Featuring approximately 55 objects, the exhibition includes more than 20 works of art, among them a collection of late 18th-century miniature portraits by Irish-born artist George Place, and a painting by Harold M. Mott Smith titled Their Last Meeting that commemorates Thomas Edison's visit to Schenectady in 1922 where he met Charles Proteus Steinmetz, another trailblazer in the field of electricity. Early prototype X-ray equipment, rare photographs, a collection of cameras, and a model of the first GE Magnetic Resonance Imaging (MRI) machine will also be on view.
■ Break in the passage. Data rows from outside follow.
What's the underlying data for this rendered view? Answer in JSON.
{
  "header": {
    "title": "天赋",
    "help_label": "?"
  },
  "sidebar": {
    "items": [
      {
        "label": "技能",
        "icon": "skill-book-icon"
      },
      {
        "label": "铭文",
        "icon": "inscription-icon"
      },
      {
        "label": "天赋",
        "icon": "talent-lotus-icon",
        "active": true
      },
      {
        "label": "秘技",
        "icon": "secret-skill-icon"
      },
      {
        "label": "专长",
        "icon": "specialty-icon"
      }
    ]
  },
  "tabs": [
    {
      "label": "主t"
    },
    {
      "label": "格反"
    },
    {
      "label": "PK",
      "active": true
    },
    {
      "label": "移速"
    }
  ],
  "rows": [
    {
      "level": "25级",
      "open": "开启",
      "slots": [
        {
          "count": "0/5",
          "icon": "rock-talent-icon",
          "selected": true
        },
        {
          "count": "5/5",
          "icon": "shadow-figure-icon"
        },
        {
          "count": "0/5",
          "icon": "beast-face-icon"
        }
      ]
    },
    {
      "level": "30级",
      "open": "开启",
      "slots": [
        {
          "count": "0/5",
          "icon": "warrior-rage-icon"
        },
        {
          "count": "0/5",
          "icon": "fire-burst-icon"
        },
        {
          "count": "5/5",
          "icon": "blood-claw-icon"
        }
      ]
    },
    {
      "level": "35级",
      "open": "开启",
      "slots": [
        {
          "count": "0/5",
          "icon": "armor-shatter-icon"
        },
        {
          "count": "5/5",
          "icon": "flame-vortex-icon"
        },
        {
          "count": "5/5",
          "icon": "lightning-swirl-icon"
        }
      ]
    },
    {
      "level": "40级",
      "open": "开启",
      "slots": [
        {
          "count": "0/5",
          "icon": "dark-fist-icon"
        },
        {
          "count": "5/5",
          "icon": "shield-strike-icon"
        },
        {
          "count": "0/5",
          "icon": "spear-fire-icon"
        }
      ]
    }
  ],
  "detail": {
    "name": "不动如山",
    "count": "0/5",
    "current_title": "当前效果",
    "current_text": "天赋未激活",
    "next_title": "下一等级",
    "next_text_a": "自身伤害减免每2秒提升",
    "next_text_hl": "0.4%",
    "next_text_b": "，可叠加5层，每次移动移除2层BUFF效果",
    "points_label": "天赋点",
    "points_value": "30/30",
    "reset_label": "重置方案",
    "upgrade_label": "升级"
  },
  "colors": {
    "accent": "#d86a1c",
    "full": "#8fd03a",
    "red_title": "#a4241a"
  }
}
Interactive activities include Capture Your Shadow, that allows visitors to freeze their silhouettes the way artists did 200 years ago; Colorize a Photograph, where guests choose a black and white image and have a computer guess what colors appeared in the original scene; Face Mixer, that simulates what the features of two faces look like when combined; Get In The Scene, that utilizes green screen technology to place participants in a variety of scenes including 1950s Times Square, New York City, flying over snow-covered mountains, and inside the International Space Station; Fool a Computer Vision System, where guests can try to mislead a computer that looks for faces and assigns them a predicted age; and Make Your Bones Dance, where guests are imaged by a computer system that simulates a skeleton based on their movements.
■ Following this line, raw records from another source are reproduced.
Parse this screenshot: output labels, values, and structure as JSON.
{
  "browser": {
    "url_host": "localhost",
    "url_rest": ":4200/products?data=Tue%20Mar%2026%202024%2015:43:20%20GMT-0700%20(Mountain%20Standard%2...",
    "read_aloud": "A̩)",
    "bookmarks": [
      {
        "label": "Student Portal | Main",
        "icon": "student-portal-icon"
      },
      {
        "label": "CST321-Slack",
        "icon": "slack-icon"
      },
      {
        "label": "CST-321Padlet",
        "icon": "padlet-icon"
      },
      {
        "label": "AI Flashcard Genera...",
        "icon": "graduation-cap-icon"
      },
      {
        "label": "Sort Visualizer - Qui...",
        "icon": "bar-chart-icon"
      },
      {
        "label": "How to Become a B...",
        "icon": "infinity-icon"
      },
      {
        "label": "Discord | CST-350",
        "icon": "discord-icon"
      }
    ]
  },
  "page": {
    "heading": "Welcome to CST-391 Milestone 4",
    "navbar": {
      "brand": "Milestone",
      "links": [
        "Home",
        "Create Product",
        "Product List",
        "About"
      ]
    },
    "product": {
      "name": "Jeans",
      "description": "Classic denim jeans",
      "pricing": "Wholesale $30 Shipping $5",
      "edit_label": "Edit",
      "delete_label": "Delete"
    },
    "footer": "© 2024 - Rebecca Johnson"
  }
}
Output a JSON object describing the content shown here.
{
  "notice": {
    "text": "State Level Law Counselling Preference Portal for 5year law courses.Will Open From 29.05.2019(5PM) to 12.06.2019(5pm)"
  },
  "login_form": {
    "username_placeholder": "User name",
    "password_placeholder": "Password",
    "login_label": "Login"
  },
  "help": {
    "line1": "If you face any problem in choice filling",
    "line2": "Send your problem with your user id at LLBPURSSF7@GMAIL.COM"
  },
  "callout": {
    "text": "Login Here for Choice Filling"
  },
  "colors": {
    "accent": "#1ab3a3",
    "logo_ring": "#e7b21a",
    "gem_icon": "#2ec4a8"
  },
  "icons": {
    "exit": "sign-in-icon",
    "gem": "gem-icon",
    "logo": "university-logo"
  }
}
Seeing Ourselves: From Silhouette to Selfie is curated by miSci Vice President of Collections and Exhibitions, Chris Hunter, and Exhibition Specialist, Kurt Beecher. Other members of the exhibition development team include Adam Husted, Director of Traveling Exhibitions, and Jamie Hutchison, Exhibition Builder.

Image 1: Multigraph photo of Emile Berliner, 1871, Library of Congress
Image 2: Their Last Meeting, 1932, Harold M. Mott-Smith, oil on canvas, Gift of General Electric, miSci Collection

About miSci
Featuring dynamic and engaging exhibitions, standards-based educational programming and a variety of special events, miSci offers hands-on exploration while fostering an understanding and appreciation of STEAM (science, technology, engineering, art, and mathematics). With more than 80,000 visitors annually, it provides an immersive experience for patrons. All exhibitions, programs, and events align with miSci’s mission – to celebrate science and technology – past, present, and future.

Adam Husted
(518) 382-7890, ext. 297